Janet Riccio is an Execute Vice President at Omnicom Group, Inc. and CEO of G23. The actualization of G23 is the result of Janet’s determination of a gap in the marketplace’s understanding of the female economy. In addition to leading G23, Janet is responsible for the global oversight of one of Omnicom’s largest clients: McDonald’s Restaurants. In this role, Janet fosters and facilitates multiple agency collaboration, intercedes on behalf of both agencies and clients to develop solutions to any ongoing partnership issues and taps into Omnicom specialist agencies to bring ideas unique to their discipline to the clients. Over the course of Janet’s 25 years in advertising, her collaborative business style has taken her to more than 30 countries on behalf of her clients and forged a deep appreciation of how relationships with consumers build brands all over the world. In addition to her work on behalf of her client’s brands, Janet is also passionate about philanthropy. She serves on the boards of the Women’s Funding Network, a global champion for the investment in women, and the Make-AWish Foundation of Metro New York.

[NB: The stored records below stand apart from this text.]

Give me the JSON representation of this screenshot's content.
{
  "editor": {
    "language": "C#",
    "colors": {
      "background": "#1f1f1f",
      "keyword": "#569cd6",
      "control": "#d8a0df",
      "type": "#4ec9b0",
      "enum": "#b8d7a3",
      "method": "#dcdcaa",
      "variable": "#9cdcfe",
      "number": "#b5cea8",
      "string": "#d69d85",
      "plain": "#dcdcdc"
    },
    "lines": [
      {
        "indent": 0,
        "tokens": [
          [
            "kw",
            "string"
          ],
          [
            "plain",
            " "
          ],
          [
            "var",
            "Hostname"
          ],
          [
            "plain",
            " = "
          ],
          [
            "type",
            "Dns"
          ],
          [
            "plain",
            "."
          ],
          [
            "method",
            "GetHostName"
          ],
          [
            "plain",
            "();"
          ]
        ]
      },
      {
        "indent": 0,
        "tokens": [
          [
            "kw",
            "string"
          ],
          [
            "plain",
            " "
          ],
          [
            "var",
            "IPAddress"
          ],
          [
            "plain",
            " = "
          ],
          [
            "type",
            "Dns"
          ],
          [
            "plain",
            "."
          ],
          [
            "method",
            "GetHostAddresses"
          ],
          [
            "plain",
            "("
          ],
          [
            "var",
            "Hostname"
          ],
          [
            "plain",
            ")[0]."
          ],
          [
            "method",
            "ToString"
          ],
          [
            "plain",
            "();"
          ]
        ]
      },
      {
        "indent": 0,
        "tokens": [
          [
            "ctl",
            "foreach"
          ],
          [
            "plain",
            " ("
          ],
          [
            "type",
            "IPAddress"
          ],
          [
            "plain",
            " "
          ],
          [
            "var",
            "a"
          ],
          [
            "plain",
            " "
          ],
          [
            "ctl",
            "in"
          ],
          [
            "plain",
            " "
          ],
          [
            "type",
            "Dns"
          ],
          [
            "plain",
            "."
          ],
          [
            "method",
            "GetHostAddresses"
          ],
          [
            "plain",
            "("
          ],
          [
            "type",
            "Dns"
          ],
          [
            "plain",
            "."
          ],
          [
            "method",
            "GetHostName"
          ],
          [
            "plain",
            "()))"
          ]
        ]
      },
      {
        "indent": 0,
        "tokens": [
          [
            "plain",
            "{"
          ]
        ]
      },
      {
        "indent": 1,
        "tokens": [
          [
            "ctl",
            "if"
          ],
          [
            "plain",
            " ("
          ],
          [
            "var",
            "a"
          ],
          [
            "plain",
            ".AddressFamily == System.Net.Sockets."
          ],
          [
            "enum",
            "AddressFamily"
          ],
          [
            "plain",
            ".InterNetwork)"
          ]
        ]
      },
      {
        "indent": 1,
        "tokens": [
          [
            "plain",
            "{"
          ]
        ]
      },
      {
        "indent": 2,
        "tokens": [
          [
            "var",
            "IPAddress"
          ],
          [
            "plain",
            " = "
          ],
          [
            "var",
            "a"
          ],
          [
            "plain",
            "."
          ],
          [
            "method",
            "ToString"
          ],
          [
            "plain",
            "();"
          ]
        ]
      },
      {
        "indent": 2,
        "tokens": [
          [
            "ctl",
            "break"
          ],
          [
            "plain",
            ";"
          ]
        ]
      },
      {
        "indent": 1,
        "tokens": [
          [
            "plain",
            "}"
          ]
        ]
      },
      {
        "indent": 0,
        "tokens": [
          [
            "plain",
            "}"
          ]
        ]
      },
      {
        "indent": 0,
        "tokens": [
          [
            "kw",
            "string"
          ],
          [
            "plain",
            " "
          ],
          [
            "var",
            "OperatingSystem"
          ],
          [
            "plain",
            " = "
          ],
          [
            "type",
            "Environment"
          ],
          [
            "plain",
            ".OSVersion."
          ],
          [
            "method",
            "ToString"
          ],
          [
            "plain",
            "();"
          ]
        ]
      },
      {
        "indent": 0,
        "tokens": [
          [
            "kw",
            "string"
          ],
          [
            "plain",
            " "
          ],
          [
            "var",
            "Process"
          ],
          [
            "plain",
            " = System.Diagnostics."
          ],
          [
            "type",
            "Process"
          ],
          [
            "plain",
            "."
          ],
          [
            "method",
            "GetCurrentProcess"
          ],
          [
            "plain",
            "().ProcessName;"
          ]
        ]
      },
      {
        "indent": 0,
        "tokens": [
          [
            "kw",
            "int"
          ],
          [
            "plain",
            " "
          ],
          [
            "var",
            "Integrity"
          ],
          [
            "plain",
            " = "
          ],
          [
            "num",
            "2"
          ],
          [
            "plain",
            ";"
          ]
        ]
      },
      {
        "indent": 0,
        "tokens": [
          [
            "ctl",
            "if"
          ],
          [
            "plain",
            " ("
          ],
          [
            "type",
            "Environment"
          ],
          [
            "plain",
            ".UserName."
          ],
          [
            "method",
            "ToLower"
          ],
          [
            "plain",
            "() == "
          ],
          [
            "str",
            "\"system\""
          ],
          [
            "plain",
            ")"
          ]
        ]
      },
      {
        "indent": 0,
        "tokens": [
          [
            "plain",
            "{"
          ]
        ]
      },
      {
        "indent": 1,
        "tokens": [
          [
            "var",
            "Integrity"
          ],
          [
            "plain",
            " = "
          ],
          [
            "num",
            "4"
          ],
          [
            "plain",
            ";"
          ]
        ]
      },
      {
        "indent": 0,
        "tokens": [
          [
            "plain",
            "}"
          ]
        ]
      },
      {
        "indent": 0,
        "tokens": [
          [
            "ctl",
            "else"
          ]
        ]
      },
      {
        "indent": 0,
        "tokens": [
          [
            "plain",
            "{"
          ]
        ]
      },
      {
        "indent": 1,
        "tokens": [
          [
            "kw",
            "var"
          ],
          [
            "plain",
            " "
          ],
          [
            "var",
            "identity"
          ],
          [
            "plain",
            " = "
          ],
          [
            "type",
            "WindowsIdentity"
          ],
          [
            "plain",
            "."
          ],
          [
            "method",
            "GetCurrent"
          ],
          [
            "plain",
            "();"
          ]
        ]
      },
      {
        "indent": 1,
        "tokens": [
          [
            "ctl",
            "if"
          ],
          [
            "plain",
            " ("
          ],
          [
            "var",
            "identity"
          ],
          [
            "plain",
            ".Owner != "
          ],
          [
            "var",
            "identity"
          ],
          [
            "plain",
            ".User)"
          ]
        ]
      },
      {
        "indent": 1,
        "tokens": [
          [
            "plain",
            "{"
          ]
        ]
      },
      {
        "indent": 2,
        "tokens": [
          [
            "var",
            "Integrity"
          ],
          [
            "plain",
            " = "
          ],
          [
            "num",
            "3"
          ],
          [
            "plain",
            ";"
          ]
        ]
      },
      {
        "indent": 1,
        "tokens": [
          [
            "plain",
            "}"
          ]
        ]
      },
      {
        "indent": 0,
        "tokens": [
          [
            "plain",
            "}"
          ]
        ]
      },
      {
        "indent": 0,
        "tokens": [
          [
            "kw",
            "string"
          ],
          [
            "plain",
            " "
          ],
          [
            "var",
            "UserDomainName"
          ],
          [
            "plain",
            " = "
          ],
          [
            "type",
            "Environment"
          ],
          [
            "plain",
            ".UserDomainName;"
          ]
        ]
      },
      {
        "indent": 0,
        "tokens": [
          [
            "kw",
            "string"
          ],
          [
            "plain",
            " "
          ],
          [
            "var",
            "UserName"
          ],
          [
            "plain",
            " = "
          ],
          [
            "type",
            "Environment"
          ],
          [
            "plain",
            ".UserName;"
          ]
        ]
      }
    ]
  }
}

Linda Scott

Linda M. Scott is a Reader in Marketing at the Said School of Business, and a Fellow at Templeton College, both at the University of Oxford. She has Bachelor's and Master's degrees in English (University of Texas 1974, University of Texas 1976), an MBA (SMU 1978), and a Ph.D. in Communications (University of Texas 1991). Scott has published extensively on the formal properties of advertising, including music, images, and drama. She has edited a book on commercial imagery, called Persuasive Imagery: A Consumer Response Perspective, and has authored a book on fashion, imagery, and feminism, called Fresh Lipstick: Redressing Fashion and Feminism. She is the editor of Advertising & Society Review and is a member of the board of the Advertising Educational Foundation.


1. Elliot, Stuart. “Speaking to Women, with Firsthand Experience.” New York Times, July 2, 2008.

2. Goldman Sachs’ 10,000 Women is a global initiative that will provide 10,000 women, predominantly in developing and emerging markets, with a business and marketing education. Partners include the American University in Cairo, Columbia Business School, Harvard Business School, and United States International University in Kenya, among others. For more information, see .